[Dataset excerpts]
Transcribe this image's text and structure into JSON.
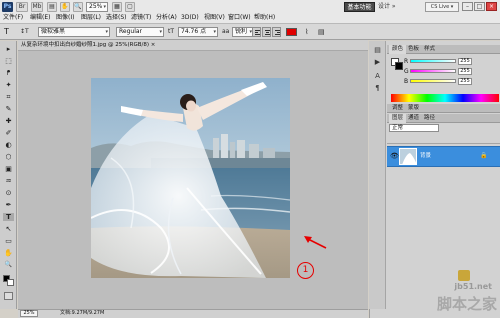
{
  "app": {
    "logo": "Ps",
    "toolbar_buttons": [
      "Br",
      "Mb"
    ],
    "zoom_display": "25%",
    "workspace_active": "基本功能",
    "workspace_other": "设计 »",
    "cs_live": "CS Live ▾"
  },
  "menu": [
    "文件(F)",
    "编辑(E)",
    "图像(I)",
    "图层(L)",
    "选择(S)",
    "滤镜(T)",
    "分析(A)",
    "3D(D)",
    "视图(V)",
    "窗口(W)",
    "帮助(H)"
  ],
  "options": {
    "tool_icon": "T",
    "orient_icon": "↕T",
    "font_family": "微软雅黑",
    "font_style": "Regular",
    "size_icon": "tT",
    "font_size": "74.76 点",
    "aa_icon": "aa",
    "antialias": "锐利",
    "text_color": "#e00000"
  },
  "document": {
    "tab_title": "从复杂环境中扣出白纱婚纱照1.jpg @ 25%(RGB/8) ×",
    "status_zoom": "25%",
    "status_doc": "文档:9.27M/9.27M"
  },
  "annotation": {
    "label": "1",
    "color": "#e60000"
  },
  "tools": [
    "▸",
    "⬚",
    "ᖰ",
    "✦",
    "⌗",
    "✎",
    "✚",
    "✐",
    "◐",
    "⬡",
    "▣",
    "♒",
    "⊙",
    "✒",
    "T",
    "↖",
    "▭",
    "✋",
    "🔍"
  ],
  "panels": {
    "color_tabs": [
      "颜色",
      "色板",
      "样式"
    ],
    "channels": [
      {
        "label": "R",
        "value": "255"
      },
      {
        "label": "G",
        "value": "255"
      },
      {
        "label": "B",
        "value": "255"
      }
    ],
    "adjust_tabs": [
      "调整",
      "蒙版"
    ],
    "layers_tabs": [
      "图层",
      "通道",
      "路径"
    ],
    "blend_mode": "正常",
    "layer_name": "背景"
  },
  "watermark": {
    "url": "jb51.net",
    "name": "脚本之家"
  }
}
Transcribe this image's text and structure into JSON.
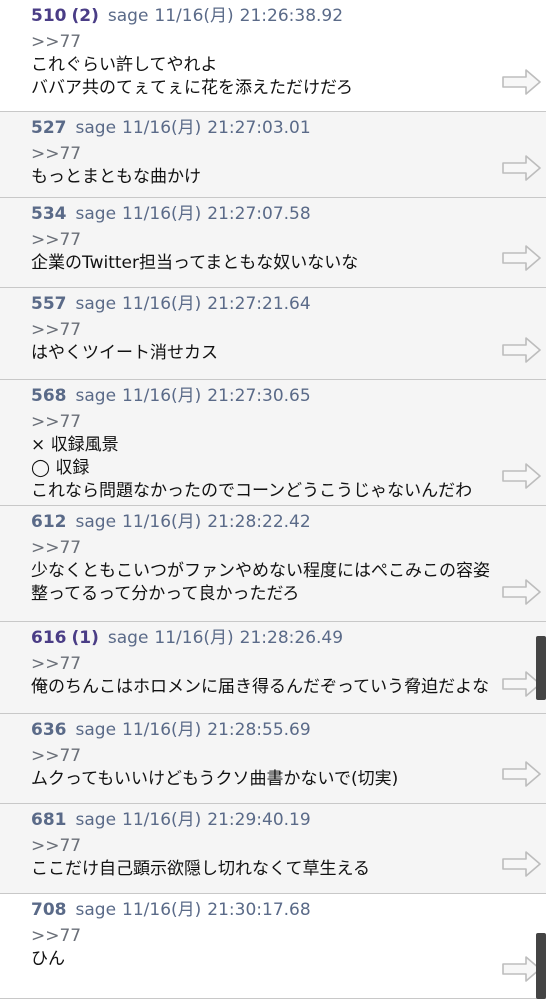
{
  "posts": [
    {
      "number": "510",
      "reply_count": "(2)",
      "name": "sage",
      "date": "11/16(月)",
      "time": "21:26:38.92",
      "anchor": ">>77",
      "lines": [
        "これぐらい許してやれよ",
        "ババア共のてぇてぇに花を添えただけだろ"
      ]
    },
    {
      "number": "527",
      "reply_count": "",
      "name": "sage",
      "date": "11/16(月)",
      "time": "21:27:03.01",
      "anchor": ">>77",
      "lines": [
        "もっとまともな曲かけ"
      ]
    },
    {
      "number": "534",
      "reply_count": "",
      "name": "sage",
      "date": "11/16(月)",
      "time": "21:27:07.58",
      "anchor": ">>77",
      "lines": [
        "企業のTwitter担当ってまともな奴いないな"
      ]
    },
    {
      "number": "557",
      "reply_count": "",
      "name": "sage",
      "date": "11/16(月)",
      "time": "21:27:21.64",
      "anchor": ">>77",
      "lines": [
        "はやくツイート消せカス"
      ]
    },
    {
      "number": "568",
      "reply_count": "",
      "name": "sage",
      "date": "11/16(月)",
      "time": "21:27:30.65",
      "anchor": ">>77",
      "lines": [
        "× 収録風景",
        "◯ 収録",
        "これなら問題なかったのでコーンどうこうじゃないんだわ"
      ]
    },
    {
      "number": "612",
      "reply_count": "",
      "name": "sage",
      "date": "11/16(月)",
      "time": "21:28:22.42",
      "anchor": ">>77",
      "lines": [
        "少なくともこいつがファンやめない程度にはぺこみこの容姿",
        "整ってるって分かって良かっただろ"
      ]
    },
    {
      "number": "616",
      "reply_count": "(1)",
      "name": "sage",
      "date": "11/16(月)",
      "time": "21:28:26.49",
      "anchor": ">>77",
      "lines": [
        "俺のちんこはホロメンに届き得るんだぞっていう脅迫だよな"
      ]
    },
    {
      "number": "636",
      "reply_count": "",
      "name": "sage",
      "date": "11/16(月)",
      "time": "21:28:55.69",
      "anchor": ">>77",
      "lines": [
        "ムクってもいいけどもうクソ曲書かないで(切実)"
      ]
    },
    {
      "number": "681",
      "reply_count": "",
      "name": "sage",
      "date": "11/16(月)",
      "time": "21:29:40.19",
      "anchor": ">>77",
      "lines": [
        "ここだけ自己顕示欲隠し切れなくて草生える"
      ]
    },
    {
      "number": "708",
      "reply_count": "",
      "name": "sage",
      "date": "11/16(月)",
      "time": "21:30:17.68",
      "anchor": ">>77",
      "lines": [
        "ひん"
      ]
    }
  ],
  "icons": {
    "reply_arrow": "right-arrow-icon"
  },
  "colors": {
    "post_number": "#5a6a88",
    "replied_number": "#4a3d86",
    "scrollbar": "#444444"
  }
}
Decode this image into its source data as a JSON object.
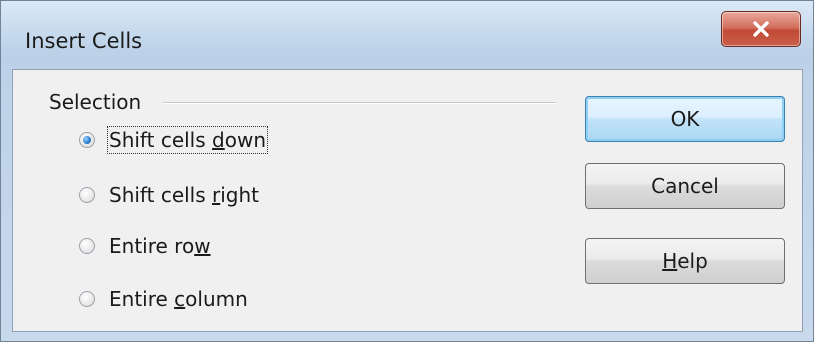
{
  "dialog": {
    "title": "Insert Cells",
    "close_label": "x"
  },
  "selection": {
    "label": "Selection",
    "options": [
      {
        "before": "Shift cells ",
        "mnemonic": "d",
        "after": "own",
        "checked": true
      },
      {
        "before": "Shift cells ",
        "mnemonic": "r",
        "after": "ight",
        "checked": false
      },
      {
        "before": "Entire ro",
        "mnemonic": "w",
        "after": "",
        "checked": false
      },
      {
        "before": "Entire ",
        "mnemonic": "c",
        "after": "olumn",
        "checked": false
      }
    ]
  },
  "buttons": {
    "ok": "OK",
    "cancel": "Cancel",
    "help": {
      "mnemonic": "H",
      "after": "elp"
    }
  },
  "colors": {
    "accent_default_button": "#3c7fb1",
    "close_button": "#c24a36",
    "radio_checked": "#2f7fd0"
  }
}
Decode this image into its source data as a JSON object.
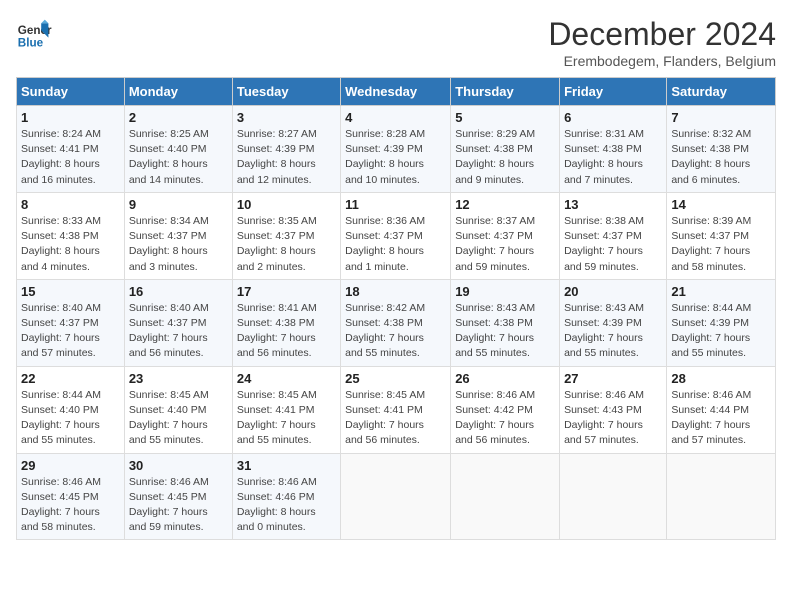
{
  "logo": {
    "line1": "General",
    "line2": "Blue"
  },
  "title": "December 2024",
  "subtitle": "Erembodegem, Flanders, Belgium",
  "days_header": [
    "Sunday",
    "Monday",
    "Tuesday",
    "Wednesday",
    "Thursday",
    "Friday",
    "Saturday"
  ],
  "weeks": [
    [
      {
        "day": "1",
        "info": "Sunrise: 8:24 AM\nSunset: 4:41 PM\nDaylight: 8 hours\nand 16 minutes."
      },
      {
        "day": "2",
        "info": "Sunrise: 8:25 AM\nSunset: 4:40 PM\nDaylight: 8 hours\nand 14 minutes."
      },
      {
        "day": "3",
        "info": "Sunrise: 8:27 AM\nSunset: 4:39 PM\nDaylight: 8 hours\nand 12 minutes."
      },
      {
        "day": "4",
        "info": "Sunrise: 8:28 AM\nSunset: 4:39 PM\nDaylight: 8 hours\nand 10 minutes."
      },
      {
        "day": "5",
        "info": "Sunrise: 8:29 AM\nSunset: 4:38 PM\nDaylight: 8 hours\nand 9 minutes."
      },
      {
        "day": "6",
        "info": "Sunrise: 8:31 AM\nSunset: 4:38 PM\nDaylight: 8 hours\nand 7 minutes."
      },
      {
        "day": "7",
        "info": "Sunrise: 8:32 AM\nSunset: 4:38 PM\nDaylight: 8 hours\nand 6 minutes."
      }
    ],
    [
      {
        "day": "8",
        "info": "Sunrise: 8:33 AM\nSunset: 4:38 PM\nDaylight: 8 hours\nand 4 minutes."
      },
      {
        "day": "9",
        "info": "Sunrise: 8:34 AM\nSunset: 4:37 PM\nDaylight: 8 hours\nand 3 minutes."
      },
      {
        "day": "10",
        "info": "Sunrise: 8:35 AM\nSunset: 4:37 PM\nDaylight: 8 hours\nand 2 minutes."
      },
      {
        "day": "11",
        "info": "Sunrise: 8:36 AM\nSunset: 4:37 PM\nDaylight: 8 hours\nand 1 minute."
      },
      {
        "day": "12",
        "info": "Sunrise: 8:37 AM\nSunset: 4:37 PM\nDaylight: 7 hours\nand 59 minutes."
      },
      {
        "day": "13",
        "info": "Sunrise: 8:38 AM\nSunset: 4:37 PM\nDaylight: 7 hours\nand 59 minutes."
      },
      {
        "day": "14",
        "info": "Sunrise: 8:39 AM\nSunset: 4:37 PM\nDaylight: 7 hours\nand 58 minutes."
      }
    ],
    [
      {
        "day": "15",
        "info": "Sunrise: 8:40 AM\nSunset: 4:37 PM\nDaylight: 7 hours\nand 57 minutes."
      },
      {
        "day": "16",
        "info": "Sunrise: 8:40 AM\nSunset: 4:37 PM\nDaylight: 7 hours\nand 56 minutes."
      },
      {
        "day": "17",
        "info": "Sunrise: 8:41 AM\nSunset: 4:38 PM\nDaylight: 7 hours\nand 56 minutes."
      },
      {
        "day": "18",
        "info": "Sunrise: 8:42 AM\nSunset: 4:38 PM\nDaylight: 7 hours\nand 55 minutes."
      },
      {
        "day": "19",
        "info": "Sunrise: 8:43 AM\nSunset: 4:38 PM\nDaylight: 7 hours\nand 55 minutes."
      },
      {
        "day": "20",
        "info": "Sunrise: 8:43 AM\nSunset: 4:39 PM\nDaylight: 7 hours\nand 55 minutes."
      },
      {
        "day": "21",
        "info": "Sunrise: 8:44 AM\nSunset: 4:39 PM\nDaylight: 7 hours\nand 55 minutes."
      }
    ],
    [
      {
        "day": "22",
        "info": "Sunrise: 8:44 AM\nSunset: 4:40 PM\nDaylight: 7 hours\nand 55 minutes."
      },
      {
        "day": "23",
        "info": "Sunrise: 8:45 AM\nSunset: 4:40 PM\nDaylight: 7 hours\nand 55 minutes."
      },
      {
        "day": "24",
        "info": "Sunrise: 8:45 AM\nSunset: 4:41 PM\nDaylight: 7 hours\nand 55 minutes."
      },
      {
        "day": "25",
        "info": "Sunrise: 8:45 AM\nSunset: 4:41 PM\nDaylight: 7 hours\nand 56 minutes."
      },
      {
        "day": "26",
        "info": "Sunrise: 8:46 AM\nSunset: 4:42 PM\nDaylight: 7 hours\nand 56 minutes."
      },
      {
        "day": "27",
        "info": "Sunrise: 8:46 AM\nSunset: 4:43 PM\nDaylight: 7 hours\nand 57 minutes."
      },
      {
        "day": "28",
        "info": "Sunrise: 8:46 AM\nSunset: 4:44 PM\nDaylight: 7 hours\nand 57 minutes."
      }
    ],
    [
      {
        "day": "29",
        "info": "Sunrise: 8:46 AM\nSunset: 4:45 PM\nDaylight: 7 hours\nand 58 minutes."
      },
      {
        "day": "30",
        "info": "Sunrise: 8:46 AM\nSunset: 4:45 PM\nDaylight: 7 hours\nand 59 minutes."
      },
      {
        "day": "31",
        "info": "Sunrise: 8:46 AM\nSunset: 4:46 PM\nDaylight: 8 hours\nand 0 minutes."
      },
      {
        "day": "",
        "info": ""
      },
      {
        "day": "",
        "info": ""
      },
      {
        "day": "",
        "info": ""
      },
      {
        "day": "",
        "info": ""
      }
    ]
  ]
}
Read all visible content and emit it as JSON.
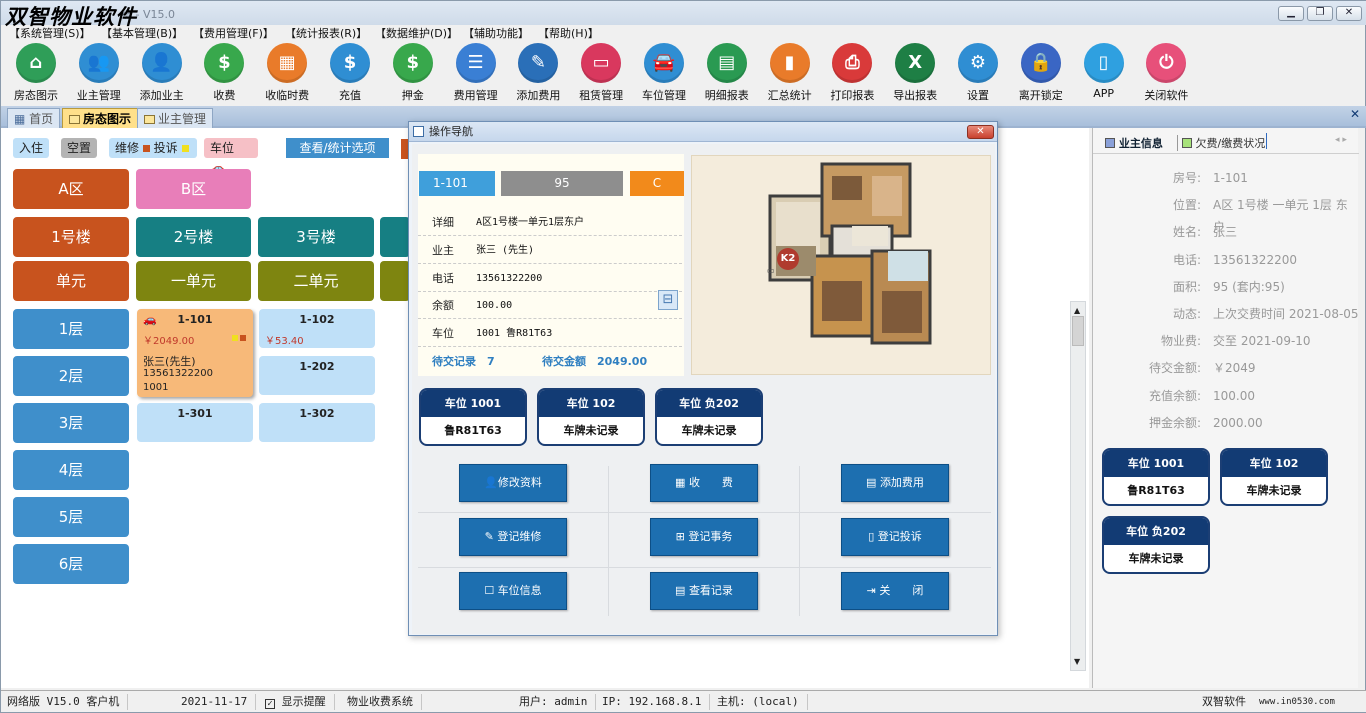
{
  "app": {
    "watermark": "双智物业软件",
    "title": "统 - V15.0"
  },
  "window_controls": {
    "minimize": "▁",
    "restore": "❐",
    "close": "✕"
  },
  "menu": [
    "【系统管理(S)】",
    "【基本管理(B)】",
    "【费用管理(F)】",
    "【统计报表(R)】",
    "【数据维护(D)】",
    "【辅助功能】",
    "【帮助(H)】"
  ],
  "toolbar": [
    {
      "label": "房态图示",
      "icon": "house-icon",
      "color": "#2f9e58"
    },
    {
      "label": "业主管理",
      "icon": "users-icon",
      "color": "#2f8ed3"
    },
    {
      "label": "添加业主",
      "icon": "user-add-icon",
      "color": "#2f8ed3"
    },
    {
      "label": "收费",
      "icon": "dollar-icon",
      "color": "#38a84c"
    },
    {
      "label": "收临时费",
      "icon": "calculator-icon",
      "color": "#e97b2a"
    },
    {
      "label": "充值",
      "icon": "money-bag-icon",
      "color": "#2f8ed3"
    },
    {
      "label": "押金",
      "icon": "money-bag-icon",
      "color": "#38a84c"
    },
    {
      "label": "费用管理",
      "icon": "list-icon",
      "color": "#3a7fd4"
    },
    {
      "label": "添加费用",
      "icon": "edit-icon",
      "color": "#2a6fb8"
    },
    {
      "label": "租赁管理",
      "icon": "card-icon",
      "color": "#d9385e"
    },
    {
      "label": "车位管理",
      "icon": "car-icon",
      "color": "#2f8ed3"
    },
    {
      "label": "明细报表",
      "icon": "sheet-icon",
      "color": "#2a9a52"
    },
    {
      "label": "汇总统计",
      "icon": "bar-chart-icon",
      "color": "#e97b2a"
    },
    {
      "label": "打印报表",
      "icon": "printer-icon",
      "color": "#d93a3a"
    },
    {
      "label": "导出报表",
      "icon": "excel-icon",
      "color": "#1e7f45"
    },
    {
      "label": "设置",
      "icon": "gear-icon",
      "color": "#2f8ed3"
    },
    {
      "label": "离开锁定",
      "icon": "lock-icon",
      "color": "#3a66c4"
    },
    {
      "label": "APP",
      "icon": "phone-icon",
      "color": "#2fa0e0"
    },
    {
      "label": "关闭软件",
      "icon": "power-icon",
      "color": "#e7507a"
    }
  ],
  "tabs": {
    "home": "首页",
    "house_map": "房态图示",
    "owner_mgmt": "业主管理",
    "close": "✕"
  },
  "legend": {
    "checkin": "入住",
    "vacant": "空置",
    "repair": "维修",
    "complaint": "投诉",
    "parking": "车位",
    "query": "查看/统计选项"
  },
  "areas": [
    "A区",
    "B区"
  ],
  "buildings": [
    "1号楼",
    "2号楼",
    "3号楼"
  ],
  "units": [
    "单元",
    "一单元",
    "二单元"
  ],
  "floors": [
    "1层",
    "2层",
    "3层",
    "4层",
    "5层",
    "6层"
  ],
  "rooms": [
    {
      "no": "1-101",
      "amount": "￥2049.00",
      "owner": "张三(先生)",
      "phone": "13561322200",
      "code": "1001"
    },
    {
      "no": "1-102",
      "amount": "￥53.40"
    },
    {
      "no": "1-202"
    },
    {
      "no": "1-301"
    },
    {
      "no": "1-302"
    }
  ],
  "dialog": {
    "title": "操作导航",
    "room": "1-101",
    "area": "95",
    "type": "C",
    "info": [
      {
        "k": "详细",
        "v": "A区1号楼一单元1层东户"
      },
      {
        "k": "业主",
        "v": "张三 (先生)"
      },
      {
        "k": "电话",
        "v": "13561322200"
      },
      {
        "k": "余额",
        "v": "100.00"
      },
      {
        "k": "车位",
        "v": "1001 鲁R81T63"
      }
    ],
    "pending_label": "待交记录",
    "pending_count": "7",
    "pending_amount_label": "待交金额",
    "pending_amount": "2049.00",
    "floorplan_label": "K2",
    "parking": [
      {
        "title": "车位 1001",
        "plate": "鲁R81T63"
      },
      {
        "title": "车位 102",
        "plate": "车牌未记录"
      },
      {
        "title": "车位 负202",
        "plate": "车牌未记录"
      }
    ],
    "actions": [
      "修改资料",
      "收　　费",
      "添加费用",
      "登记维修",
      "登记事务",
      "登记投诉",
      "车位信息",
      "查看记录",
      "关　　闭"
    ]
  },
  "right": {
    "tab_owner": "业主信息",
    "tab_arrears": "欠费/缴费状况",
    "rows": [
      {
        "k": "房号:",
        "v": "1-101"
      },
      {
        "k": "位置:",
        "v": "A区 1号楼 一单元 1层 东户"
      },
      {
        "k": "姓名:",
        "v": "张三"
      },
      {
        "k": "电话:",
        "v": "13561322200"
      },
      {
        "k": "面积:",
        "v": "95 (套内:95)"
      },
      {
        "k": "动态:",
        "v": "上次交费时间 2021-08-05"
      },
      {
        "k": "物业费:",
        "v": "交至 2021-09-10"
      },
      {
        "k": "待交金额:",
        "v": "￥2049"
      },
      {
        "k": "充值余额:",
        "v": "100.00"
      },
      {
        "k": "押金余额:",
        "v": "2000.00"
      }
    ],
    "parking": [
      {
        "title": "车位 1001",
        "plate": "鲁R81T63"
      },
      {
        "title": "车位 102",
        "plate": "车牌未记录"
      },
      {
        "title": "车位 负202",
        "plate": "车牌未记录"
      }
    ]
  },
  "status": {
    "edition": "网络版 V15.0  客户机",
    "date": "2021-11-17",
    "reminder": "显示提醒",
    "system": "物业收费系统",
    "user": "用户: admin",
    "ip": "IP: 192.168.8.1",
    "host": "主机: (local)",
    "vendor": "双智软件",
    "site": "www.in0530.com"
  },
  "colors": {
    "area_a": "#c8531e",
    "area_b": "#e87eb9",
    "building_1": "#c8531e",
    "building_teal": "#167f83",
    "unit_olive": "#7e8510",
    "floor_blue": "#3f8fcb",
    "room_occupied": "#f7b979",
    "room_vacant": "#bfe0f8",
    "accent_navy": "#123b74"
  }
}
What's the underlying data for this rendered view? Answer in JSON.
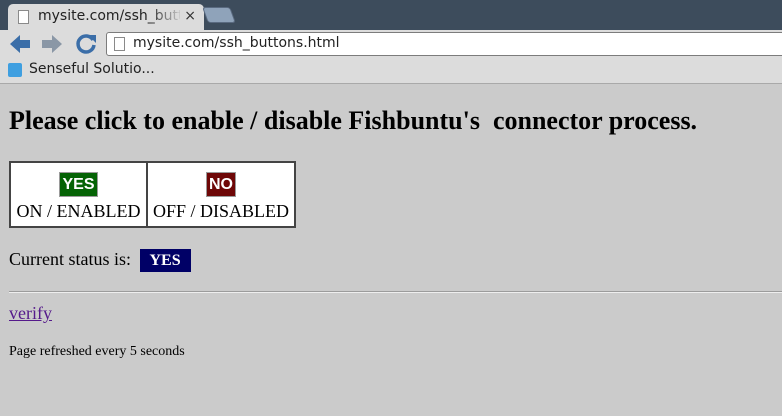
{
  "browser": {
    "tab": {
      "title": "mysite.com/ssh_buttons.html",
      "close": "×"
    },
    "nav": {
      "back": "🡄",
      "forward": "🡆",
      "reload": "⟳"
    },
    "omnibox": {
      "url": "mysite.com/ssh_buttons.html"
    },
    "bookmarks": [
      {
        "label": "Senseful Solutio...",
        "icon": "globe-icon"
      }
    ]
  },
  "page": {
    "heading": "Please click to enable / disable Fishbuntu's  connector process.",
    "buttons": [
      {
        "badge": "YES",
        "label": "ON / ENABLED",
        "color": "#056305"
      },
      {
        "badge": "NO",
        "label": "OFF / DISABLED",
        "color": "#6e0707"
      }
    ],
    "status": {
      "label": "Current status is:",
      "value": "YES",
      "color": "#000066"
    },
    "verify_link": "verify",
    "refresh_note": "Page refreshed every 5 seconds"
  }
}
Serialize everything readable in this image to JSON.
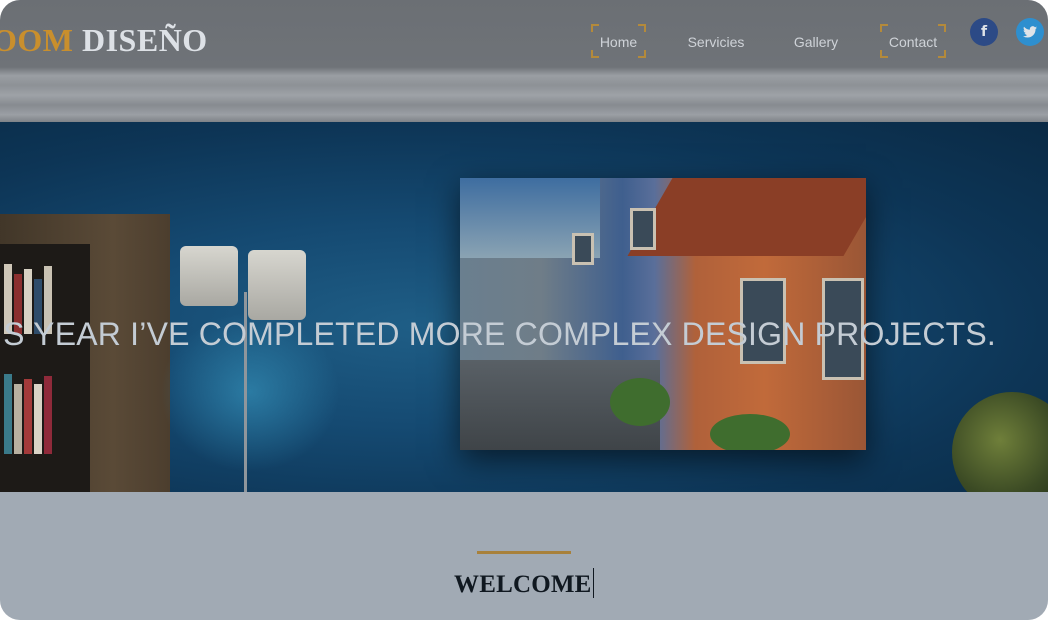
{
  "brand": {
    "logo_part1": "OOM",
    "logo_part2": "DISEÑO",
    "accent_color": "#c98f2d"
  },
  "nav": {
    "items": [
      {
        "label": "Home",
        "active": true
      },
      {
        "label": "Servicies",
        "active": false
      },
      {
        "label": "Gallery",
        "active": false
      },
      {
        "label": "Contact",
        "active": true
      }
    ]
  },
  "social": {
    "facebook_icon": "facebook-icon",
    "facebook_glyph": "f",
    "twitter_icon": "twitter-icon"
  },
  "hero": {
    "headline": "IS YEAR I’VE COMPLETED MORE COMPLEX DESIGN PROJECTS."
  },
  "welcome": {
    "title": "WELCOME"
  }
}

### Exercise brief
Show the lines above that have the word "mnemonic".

### Response to the task
        "mnemonic": "d",
        "mnemonic": "r",
        "mnemonic": "w",
        "mnemonic": "c",
      "mnemonic": "H",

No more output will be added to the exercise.